Hypertension and Lead Exposure-Reply

Author Affiliations

Brigham and Women's Hospital
Harvard School of Public Health Boston, Mass

JAMA. 1996;276(13):1038. doi:10.1001/jama.1996.03540130036025

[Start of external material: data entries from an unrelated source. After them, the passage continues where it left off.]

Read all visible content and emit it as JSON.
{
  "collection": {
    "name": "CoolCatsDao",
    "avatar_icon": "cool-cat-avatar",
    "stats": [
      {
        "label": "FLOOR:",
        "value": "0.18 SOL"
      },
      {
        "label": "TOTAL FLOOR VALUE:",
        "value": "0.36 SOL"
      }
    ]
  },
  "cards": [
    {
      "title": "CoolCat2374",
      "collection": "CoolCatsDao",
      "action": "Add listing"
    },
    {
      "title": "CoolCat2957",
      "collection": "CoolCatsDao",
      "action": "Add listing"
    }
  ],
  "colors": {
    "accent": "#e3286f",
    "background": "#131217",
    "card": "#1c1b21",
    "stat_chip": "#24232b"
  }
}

In Reply.  —In response to Mr Glaser's comments, we repeated our multivariate analysis, controlling for 5 levels of education (reflecting socioeconomic status) and 3 levels of occupational status (lifetime blue collar, lifetime white collar, mixed blue collar and white collar). The effect estimate for tibia bone lead remained unchanged from that reported in Table 4 in our article, suggesting that these factors cannot explain the link between bone lead and hypertension.To address the first point of Dr Staessen and colleagues, lower blood pressure cutoff values (>140 mm Hg systolic and/or 90 mm Hg diastolic) were used to define hypertension. Tibia bone lead continued to contribute to the prediction of hypertension, and the magnitude of the effect was even higher as shown in Table 4. Our analysis of bone lead in relation to blood pressure as a continuous variable is still in progress.In the second point, Staessen et al raise the